Erectile Dysfunction and Stress Management

Medically Reviewed by Nazia Q Bandukwala, DO on September 04, 2023
4 min read

Everyone experiences stress. Our bodies are designed to feel stress and react to it. It keeps us alert and ready to avoid danger. But, when stress is ongoing, the body begins to break down and you can have problems like erectile dysfunction. The key to coping with stress is identifying those conditions in your life causing the stress and learning ways to reduce them.

Stress is your reaction to any change that requires you to adjust or respond. It's important to remember that you can control stress, because stress comes from how you respond to stressful events, not the events themselves.

Stress can be caused by anything -- good and bad. Your body reacts to these changes with physical, mental, and emotional responses. We all have our own ways of coping with change, so the causes of stress can be different for each person.

Common causes of stress include:

  • Death of a loved one
  • Confrontations
  • Marriage
  • Deadlines
  • Legal problems
  • Job loss
  • Divorce
  • New job
  • Retirement
  • Money problems
  • Illnesses
  • Parenting

When you are not sure of the exact cause of your stress, it may help to know the warning signs of stress. Once you can identify these signs, you can learn how your body responds to stress. Then you can take steps to reduce it.

Your body sends out physical, emotional, and behavioral warning signs of stress.

Emotional warning signs of stress may include:

  • Anger
  • Inability to concentrate
  • Unproductive worry
  • Sadness
  • Frequent mood swings

Physical warning signs of stress may include:

  • Stooped posture
  • Sweaty palms
  • Chronic fatigue
  • Weight gain or loss
  • Erectile dysfunction
  • Stomach pains
  • Blood pressure elevation
  • Changes in bowel habits
  • Stomach pains
  • Sleep disturbance

Behavioral warning signs of stress include:

To help cope with stress:

  • Lower your expectations; accept that there are events you cannot control.
  • Ask others to help or assist you.
  • Take responsibility for the situation.
  • Engage in problem solving.
  • Express distressing emotions. Be assertive instead of aggressive. "Assert" your feelings, opinions, or beliefs instead of becoming angry, combative, or passive.
  • Maintain emotionally supportive relationships.
  • Maintain emotional composure.
  • Challenge previously held beliefs that are no longer adaptive.
  • Directly attempt to change or eliminate the source of stress.
  • Distance yourself from the source of stress, if possible.
  • Learn to relax.
  • Eat and drink sensibly.
  • Stop smoking or other bad habits.
  • Exercise regularly.
  • Maintain a healthy sense of self-esteem.

Experts agree that coping is a process rather than an event.
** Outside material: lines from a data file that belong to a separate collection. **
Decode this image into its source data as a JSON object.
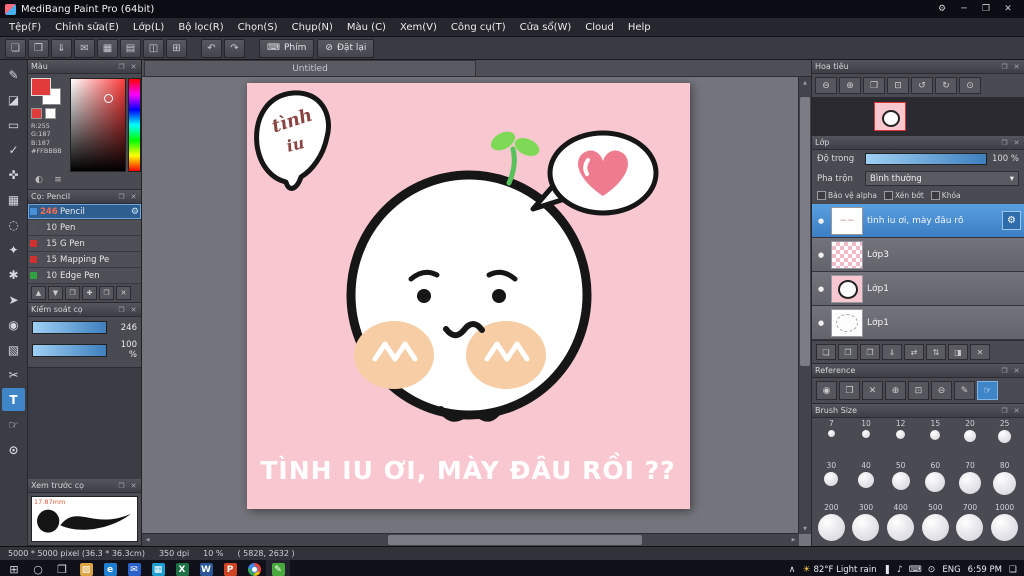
{
  "ui": {
    "float_glyph": "❐",
    "close_glyph": "✕",
    "dropdown_arrow": "▾",
    "gear_glyph": "⚙",
    "visibility_glyph": "●",
    "scroll_up": "▲",
    "scroll_down": "▼",
    "scroll_left": "◀",
    "scroll_right": "▶"
  },
  "window": {
    "title": "MediBang Paint Pro (64bit)",
    "controls": [
      {
        "id": "settings",
        "glyph": "⚙"
      },
      {
        "id": "minimize",
        "glyph": "─"
      },
      {
        "id": "maximize",
        "glyph": "❐"
      },
      {
        "id": "close",
        "glyph": "✕"
      }
    ]
  },
  "menubar": {
    "items": [
      "Tệp(F)",
      "Chỉnh sửa(E)",
      "Lớp(L)",
      "Bộ lọc(R)",
      "Chọn(S)",
      "Chụp(N)",
      "Màu (C)",
      "Xem(V)",
      "Công cụ(T)",
      "Cửa sổ(W)",
      "Cloud",
      "Help"
    ]
  },
  "toolbar": {
    "file_icons": [
      {
        "id": "new-file",
        "glyph": "❏"
      },
      {
        "id": "open-file",
        "glyph": "❒"
      },
      {
        "id": "save-file",
        "glyph": "⇓"
      },
      {
        "id": "publish",
        "glyph": "✉"
      },
      {
        "id": "color-window",
        "glyph": "▦"
      },
      {
        "id": "material-window",
        "glyph": "▤"
      },
      {
        "id": "split-view",
        "glyph": "◫"
      },
      {
        "id": "snap-grid",
        "glyph": "⊞"
      }
    ],
    "history_icons": [
      {
        "id": "undo",
        "glyph": "↶"
      },
      {
        "id": "redo",
        "glyph": "↷"
      }
    ],
    "keys_button": "Phím",
    "reset_button": "Đặt lại",
    "keyboard_glyph": "⌨",
    "reset_glyph": "⊘"
  },
  "tools": [
    {
      "id": "pen",
      "glyph": "✎"
    },
    {
      "id": "eraser",
      "glyph": "◪"
    },
    {
      "id": "shape",
      "glyph": "▭"
    },
    {
      "id": "select-pen",
      "glyph": "✓"
    },
    {
      "id": "move",
      "glyph": "✜"
    },
    {
      "id": "rect-select",
      "glyph": "▦"
    },
    {
      "id": "lasso",
      "glyph": "◌"
    },
    {
      "id": "magic-wand",
      "glyph": "✦"
    },
    {
      "id": "auto-select",
      "glyph": "✱"
    },
    {
      "id": "operation",
      "glyph": "➤"
    },
    {
      "id": "fill",
      "glyph": "◉"
    },
    {
      "id": "gradient",
      "glyph": "▧"
    },
    {
      "id": "slice",
      "glyph": "✂"
    },
    {
      "id": "text",
      "glyph": "T"
    },
    {
      "id": "hand",
      "glyph": "☞"
    },
    {
      "id": "zoom",
      "glyph": "⊙"
    }
  ],
  "active_tool_index": 13,
  "color_panel": {
    "title": "Màu",
    "r_label": "R:255",
    "g_label": "G:187",
    "b_label": "B:187",
    "hex_label": "#FFBBBB",
    "foreground_color": "#e23b3b",
    "background_color": "#ffffff",
    "footer_icons": [
      {
        "id": "color-wheel",
        "glyph": "◐"
      },
      {
        "id": "color-sliders",
        "glyph": "≡"
      }
    ]
  },
  "brush_panel": {
    "title": "Cọ: Pencil",
    "brushes": [
      {
        "size": "246",
        "name": "Pencil",
        "tag": "#4a90d9",
        "selected": true
      },
      {
        "size": "10",
        "name": "Pen",
        "tag": "#50505a",
        "selected": false
      },
      {
        "size": "15",
        "name": "G Pen",
        "tag": "#d03030",
        "selected": false
      },
      {
        "size": "15",
        "name": "Mapping Pe",
        "tag": "#d03030",
        "selected": false
      },
      {
        "size": "10",
        "name": "Edge Pen",
        "tag": "#30a040",
        "selected": false
      }
    ],
    "footer_icons": [
      {
        "id": "brush-up",
        "glyph": "▲"
      },
      {
        "id": "brush-down",
        "glyph": "▼"
      },
      {
        "id": "brush-folder",
        "glyph": "❒"
      },
      {
        "id": "add-brush",
        "glyph": "✚"
      },
      {
        "id": "duplicate-brush",
        "glyph": "❐"
      },
      {
        "id": "delete-brush",
        "glyph": "✕"
      }
    ]
  },
  "brush_control": {
    "title": "Kiểm soát cọ",
    "rows": [
      {
        "value": "246"
      },
      {
        "value": "100 %"
      }
    ]
  },
  "brush_preview": {
    "title": "Xem trước cọ",
    "size_label": "17.87mm"
  },
  "canvas": {
    "tab_title": "Untitled",
    "bg_color": "#F9C7D0",
    "bubble_line1": "tình",
    "bubble_line2": "iu",
    "caption": "TÌNH IU ƠI, MÀY ĐÂU RỒI ??"
  },
  "navigator": {
    "title": "Hoa tiêu",
    "toolbar": [
      {
        "id": "zoom-out",
        "glyph": "⊖"
      },
      {
        "id": "zoom-in",
        "glyph": "⊕"
      },
      {
        "id": "fit-window",
        "glyph": "❒"
      },
      {
        "id": "actual-size",
        "glyph": "⊡"
      },
      {
        "id": "rotate-left",
        "glyph": "↺"
      },
      {
        "id": "rotate-right",
        "glyph": "↻"
      },
      {
        "id": "reset-view",
        "glyph": "⊙"
      }
    ]
  },
  "layers_panel": {
    "title": "Lớp",
    "opacity_label": "Độ trong",
    "opacity_value": "100 %",
    "blend_label": "Pha trộn",
    "blend_value": "Bình thường",
    "protect_alpha_label": "Bảo vệ alpha",
    "clipping_label": "Xén bớt",
    "lock_label": "Khóa",
    "layers": [
      {
        "name": "tình iu ơi, mày đâu rồ",
        "selected": true,
        "thumb": "text"
      },
      {
        "name": "Lớp3",
        "selected": false,
        "thumb": "pink"
      },
      {
        "name": "Lớp1",
        "selected": false,
        "thumb": "art"
      },
      {
        "name": "Lớp1",
        "selected": false,
        "thumb": "sketch"
      }
    ],
    "footer_icons": [
      {
        "id": "new-layer",
        "glyph": "❏"
      },
      {
        "id": "new-folder",
        "glyph": "❒"
      },
      {
        "id": "duplicate-layer",
        "glyph": "❐"
      },
      {
        "id": "merge-down",
        "glyph": "⇓"
      },
      {
        "id": "transfer-layer",
        "glyph": "⇄"
      },
      {
        "id": "reorder-layer",
        "glyph": "⇅"
      },
      {
        "id": "layer-mask",
        "glyph": "◨"
      },
      {
        "id": "delete-layer",
        "glyph": "✕"
      }
    ]
  },
  "reference_panel": {
    "title": "Reference",
    "toolbar": [
      {
        "id": "capture-image",
        "glyph": "◉",
        "active": false
      },
      {
        "id": "open-image",
        "glyph": "❒",
        "active": false
      },
      {
        "id": "close-image",
        "glyph": "✕",
        "active": false
      },
      {
        "id": "ref-zoom-in",
        "glyph": "⊕",
        "active": false
      },
      {
        "id": "ref-fit",
        "glyph": "⊡",
        "active": false
      },
      {
        "id": "ref-zoom-out",
        "glyph": "⊖",
        "active": false
      },
      {
        "id": "ref-picker",
        "glyph": "✎",
        "active": false
      },
      {
        "id": "ref-hand",
        "glyph": "☞",
        "active": true
      }
    ]
  },
  "brush_size_panel": {
    "title": "Brush Size",
    "rows": [
      {
        "labels": [
          "7",
          "10",
          "12",
          "15",
          "20",
          "25"
        ]
      },
      {
        "labels": [
          "30",
          "40",
          "50",
          "60",
          "70",
          "80"
        ]
      },
      {
        "labels": [
          "200",
          "300",
          "400",
          "500",
          "700",
          "1000"
        ]
      }
    ]
  },
  "statusbar": {
    "size": "5000 * 5000 pixel  (36.3 * 36.3cm)",
    "dpi": "350 dpi",
    "zoom": "10 %",
    "coords": "( 5828, 2632 )"
  },
  "taskbar": {
    "system": [
      {
        "id": "start",
        "glyph": "⊞"
      },
      {
        "id": "search",
        "glyph": "○"
      },
      {
        "id": "task-view",
        "glyph": "❐"
      }
    ],
    "apps": [
      {
        "id": "folder",
        "glyph": "▨",
        "color": "#d9a441",
        "active": false
      },
      {
        "id": "edge",
        "glyph": "e",
        "color": "#1e7fd0",
        "active": false
      },
      {
        "id": "mail",
        "glyph": "✉",
        "color": "#2a62c9",
        "active": false
      },
      {
        "id": "photos",
        "glyph": "▦",
        "color": "#1b9fd0",
        "active": false
      },
      {
        "id": "excel",
        "glyph": "X",
        "color": "#1e7145",
        "active": false
      },
      {
        "id": "word",
        "glyph": "W",
        "color": "#2b579a",
        "active": false
      },
      {
        "id": "powerpoint",
        "glyph": "P",
        "color": "#d04423",
        "active": false
      },
      {
        "id": "chrome",
        "glyph": "",
        "color": "",
        "active": false
      },
      {
        "id": "medibang",
        "glyph": "✎",
        "color": "#4aa93c",
        "active": true
      }
    ],
    "tray_expand_glyph": "∧",
    "weather_icon": "☀",
    "weather": "82°F Light rain",
    "tray_icons": [
      {
        "id": "display",
        "glyph": "❚"
      },
      {
        "id": "volume",
        "glyph": "♪"
      },
      {
        "id": "touch-keyboard",
        "glyph": "⌨"
      },
      {
        "id": "network",
        "glyph": "⊙"
      }
    ],
    "language": "ENG",
    "time": "6:59 PM",
    "notification_glyph": "❏"
  }
}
You may need several different strategies to cope with a stressful situation.

Find a quiet location free of distractions, get comfortable, and try to block out worries and distracting thoughts. Then try these exercises:

  • Rhythmic breathing. Count slowly to five as you inhale, and then count slowly to five as you exhale. Pay attention to how your body naturally relaxes.
  • Deep breathing. Imagine a spot just below your navel. Breathe into that spot, filling your abdomen with air, and then let it out, like deflating a balloon.
  • Visualized breathing. Breathe deeply in a natural rhythm. Picture relaxation entering your body with each inhale and tension leaving your body with each exhale.
  • Progressive muscle relaxation. Take a few deep breaths, exhaling slowly. Mentally scan your body. Notice areas that feel tense or cramped. Quickly loosen up these areas. Let all of your muscles completely relax.
  • Relax to music. Pick music that lifts your mood or that you find soothing or calming. Play it while you do other relaxation exercises.
  • Mental imagery relaxation. This exercise, also called guided imagery, coaches you in creating calm, peaceful images in your mind. Identify negative thoughts and emotions and replace them with positive affirmations.

You should seek help in dealing with stress when you experience any of the following:

  • Marked decline in work/school performance
  • Excess anxiety
  • Alcohol or drug abuse
  • Inability to cope with demands of daily life
  • Irrational fears
  • Obsessive preoccupation with food and fear of becoming obese with no relationship to actual body weight
  • Significant change in sleeping or eating habits
  • Persistent physical ailments and complaints
  • Suicidal thoughts or urge to hurt others
  • Self-mutilation, self-destructive or dangerous behavior
  • Sustained, withdrawn mood or antisocial behavior
  • Decline or marked indifference in interpersonal relationships

Your personal doctor. They can determine if stress is due to an anxiety disorder, a medical condition, or both and can refer you to a mental health professional, if necessary.

If you think you’re having an emergency, call a crisis hotline, or go to the nearest emergency room.